Buro Happold’s SE 2050 commitment calls for zero embodied carbon in all future projects.
Buro Happold is the newest signatory to the SE 2050 Commitment Program, which unites structural engineering firms around a common goal of halving embodied carbon emissions from their projects by 2050.
The pledge, spearheaded by the American Society of Civil Engineers Structural Engineering Institute (SEI), focuses on emissions associated with structural systems, construction, and material use.
This accounts for the lion’s share of a building’s embodied carbon footprint, typically around 50%. In contrast, the two most commonly used structural materials – steel and concrete – account for nearly 12% of global greenhouse gas emissions combined.
According to Buro Happold principal Stephen Curtis, structural engineers can have the most significant impact in the race to achieve a net-zero built environment by 2050 and contribute to keeping global warming to around 1.5 degrees Celsius, in line with the Paris Agreement.
“To date, there has been a strong emphasis on operational carbon,” he told Dezeen. “Because structural engineers have a greater ability to influence embodied carbon, that is our primary focus.”
“This is not merely a matter of concrete and steel.”
Buro Happold has already committed to halving its projects’ embodied carbon footprint by 2030.

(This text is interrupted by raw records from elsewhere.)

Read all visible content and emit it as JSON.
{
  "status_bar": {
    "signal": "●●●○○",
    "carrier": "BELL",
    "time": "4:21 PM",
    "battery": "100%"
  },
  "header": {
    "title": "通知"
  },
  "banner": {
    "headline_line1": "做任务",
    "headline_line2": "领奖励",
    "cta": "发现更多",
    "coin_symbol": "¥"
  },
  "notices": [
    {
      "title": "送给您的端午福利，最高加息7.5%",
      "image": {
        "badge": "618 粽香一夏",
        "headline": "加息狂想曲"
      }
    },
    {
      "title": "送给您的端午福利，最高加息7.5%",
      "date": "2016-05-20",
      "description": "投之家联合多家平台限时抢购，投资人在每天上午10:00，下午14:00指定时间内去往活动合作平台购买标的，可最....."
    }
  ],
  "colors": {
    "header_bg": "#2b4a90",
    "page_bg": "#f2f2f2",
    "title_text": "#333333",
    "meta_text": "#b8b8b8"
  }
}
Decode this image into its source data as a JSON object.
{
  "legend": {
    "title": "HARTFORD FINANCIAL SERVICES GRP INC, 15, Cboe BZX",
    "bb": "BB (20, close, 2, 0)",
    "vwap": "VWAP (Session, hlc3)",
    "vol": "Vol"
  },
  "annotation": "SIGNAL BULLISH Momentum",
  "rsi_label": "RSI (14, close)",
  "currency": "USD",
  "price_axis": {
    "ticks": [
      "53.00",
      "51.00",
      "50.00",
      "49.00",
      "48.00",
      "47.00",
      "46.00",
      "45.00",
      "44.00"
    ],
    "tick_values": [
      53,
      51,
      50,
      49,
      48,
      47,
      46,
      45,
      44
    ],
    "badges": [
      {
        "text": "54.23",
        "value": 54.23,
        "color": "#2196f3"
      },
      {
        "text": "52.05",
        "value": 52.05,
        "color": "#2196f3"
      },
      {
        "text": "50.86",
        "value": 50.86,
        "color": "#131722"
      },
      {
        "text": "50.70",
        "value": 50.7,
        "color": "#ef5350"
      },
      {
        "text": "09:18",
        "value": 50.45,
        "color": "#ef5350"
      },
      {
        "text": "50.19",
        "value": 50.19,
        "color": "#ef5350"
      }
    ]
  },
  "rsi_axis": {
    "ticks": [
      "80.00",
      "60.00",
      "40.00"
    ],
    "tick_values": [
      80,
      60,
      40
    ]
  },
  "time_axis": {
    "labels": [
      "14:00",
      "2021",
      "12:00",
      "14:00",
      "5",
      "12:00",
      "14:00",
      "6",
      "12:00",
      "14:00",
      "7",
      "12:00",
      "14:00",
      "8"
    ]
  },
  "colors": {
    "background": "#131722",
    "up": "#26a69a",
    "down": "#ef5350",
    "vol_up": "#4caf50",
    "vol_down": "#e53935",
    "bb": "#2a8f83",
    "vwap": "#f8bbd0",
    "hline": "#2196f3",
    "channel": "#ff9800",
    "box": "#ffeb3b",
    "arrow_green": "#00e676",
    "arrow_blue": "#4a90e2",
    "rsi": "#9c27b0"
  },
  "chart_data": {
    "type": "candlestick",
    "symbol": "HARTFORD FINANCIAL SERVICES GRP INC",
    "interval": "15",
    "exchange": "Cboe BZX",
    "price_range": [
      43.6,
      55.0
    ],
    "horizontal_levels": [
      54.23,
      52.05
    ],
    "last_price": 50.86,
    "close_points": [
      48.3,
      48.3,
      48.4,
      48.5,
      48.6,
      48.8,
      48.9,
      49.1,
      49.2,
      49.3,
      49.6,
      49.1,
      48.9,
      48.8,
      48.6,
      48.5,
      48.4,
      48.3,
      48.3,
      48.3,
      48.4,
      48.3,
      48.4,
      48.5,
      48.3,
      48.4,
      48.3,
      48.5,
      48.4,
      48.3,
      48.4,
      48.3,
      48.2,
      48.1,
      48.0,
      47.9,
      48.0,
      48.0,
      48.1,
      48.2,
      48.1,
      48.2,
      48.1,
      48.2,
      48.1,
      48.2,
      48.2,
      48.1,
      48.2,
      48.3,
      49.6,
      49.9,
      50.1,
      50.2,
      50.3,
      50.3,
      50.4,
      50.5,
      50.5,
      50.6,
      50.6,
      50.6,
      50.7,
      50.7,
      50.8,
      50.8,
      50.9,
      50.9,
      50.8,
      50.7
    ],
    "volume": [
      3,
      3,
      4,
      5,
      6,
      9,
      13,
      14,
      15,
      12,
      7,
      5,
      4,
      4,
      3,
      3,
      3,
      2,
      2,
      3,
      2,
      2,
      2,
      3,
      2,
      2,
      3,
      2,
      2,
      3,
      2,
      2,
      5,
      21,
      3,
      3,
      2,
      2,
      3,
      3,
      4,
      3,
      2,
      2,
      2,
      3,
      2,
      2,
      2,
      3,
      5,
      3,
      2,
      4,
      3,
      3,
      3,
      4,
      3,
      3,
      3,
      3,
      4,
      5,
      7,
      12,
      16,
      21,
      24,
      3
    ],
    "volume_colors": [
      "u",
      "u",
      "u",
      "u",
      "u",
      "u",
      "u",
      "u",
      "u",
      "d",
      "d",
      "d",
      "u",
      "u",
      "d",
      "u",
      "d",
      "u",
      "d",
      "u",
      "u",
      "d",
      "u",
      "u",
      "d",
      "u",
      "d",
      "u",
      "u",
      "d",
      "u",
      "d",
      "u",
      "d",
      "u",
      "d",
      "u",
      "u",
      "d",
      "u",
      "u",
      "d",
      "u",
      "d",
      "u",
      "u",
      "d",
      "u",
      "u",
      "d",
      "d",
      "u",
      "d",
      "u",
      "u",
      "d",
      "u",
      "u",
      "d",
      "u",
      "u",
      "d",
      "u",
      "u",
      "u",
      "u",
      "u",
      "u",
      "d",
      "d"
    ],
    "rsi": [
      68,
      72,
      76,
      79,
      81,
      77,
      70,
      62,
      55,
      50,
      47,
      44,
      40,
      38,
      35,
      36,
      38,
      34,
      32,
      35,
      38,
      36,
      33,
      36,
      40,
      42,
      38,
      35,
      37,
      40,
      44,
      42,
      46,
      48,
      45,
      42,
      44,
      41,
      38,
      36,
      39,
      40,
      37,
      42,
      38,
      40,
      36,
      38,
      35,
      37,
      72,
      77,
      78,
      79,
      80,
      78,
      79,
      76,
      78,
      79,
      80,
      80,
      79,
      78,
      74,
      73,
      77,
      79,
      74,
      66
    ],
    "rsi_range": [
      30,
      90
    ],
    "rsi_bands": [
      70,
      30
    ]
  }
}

By joining the Structural Engineers 2050 Commitment Program, the firm has committed to measuring, reducing, and eventually eliminating all embodied carbon emissions from structural systems in its projects by 2050.
The program, which already includes Arup and SOM among its 69 signatories, provides engineering practices with the resources and guidance necessary to accomplish this goal and offset any emissions that are too difficult to eliminate.
Buro Happold says this process will entail replacing and reducing polluting materials in its projects and educating the numerous other stakeholders involved in the construction process, from clients to planners and architects.
“This is a much bigger issue than concrete and steel,” Curtis explained. “For a long time, structural engineers have mandated cement substitution in concrete and recycled steel content in the steel.”
“We recognise that we will need to educate and explain to other stakeholders on our projects why this issue is critical and what may be viable alternate options, such as timber construction or other alternate technologies,” he added.
To this end, we intend to conduct comparative embodied carbon assessments of our structural design options during the initial stages of the project, incorporating carbon into the decision-making process.
Architecture lags behind other industries in terms of technological advancements.
The SE 2050 Commitment Program was developed in response to a challenge issued in 2019 by the Carbon Leadership Forum, a non-profit organisation based at the University of Washington dedicated to dramatically reducing embodied carbon in the built environment through collective action.
On the other hand, as signatories of Structural Engineers Declare, more than 234 British structural engineers and their firms – including Buro Happold – have set their net-zero carbon targets.
Written By Tannu Sharma | Subscribe To Our Telegram Channel To Get Latest Updates And Don’t Forget To Follow Our Social Media Handles Facebook | Instagram | LinkedIn | Twitter. To Get the Latest Updates From Arco Unico